Cook County Commissioner Brandon Johnson won the race for mayor of Chicago Tuesday by defeating former Chicago Public Schools CEO Paul Vallas in a major win for progressives. Johnson leads Vallas 51.4-48.6 with 91% of the estimated vote reporting in the nonpartisan race to succeed Mayor Lori Lightfoot, who was denied the possibility of a second term after she took third in the Feb. 28 primary.
Johnson, who is the third African American elected to the post, was outspent by roughly a 2-1 margin, with Vallas running ads arguing that the commissioner supported defunding the police. Johnson has sought to distance himself from the attacks, declaring at a debate, “I am not going to defund the police," but that didn't deter Vallas from continuing to make use of 2020 comments in which Johnson said of the defund movement, “I don’t look at it as a slogan. It’s an actual real political goal.”
Vallas also picked up the backing of prominent Democrats like Sen. Dick Durbin and former Rep. Bobby Rush, but Johnson benefited from endorsements from the Chicago Teachers Union and other labor groups. He successfully thwarted his opponent by utilizing old footage of Vallas touting his conservative views. "If I run for public office, then I would be running as a Republican," he said in one comment, adding, "Fundamentally, I oppose abortion."
The commissioner additionally sought to make Vallas’ support from the Fraternal Order of Police, which is led by Trump supporter John Catanzara, a liability in this dark blue city. Catanzara himself made news just before the election when he warned that a Johnson win would lead to “an exodus like we’ve never seen before” from the police force, adding that there would be “blood in the streets.” Vallas condemned the comments, though he didn’t renounce Catanzara's backing.
Johnson ended up pulling off a win on Tuesday in a race where he once looked like an afterthought. “I was polling at 2.3% in October,” he said ahead of Election Day—and indeed, a survey for one of his defeated rivals taken that month put Johnson at just 3%. “No one thought I had a chance. Yet, here I be.”
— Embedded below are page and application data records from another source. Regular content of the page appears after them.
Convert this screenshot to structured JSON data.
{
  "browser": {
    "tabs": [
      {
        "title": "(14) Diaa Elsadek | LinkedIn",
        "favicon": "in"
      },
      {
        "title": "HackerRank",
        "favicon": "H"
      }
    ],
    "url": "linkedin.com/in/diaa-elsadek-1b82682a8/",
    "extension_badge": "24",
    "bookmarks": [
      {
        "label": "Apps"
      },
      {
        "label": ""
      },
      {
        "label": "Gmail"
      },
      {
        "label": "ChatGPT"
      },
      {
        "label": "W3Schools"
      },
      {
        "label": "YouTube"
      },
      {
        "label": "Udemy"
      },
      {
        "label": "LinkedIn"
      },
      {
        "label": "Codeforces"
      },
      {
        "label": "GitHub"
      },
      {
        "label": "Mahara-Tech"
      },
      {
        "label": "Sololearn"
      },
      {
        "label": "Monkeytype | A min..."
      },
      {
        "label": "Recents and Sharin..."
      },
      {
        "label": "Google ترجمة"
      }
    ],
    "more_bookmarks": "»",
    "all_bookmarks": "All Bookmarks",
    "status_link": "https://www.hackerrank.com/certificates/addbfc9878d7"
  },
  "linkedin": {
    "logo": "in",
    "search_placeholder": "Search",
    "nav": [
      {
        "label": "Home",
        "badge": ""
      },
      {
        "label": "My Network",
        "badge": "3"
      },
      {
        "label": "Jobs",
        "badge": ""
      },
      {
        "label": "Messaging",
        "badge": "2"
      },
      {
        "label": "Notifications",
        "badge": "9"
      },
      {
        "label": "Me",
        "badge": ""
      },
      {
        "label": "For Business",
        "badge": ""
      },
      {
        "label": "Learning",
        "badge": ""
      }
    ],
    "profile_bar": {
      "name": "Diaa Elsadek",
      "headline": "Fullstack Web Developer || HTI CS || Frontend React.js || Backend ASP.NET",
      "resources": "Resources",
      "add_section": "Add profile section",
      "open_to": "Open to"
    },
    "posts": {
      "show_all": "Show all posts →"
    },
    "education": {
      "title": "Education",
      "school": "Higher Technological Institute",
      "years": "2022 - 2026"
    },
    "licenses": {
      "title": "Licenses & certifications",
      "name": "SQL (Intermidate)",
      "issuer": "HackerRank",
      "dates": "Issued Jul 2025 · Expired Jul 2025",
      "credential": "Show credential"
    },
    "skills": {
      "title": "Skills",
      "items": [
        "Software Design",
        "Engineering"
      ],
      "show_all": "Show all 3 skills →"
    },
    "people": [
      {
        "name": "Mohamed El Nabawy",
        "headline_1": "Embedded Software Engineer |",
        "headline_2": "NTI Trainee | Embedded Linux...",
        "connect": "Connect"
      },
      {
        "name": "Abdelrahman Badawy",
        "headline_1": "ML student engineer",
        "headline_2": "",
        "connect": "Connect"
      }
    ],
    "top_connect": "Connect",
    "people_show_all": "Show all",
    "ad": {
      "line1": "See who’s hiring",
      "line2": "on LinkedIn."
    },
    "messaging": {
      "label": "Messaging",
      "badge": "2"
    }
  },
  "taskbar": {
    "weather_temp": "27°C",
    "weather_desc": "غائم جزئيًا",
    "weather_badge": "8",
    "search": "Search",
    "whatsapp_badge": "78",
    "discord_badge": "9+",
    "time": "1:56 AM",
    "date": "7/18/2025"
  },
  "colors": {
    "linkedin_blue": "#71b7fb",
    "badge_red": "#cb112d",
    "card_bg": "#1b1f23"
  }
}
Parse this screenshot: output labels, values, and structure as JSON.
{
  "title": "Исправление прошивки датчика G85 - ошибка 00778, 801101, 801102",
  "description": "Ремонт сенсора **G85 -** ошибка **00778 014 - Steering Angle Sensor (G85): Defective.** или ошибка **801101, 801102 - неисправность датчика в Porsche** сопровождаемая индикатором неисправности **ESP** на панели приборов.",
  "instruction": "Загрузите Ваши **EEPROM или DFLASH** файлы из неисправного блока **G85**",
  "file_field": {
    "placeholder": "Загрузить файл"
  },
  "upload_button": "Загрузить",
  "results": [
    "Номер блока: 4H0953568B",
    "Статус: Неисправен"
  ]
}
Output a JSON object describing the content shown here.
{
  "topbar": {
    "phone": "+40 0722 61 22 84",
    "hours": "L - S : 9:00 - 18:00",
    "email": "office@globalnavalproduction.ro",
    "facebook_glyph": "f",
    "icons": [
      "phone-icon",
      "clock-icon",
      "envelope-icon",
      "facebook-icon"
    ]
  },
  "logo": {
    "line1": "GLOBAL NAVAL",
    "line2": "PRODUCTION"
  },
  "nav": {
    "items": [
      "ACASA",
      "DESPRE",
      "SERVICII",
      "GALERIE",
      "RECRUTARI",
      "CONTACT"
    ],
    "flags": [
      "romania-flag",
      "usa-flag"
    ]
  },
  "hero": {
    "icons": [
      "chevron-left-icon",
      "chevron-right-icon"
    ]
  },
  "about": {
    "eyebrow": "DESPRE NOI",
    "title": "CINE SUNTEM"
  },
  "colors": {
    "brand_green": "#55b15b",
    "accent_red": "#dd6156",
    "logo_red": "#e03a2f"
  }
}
State supreme court races are a favorite topic of ours, and there are literally dozens more on the ballot in 2024, so we're previewing the top battles with Carah Ong Whaley of the University of Virginia's Center for Politics on this week's episode of The Downballot podcast. Carah tells us how and why so much money has come to be spent on supreme court elections in recent decades before diving into next year's key contests, including several states where control is on the line, like Ohio, Michigan, and Montana. With the stakes high for redistricting reform, abortion rights, and democracy, progressives everywhere will want to stay up-to-date on all of these races.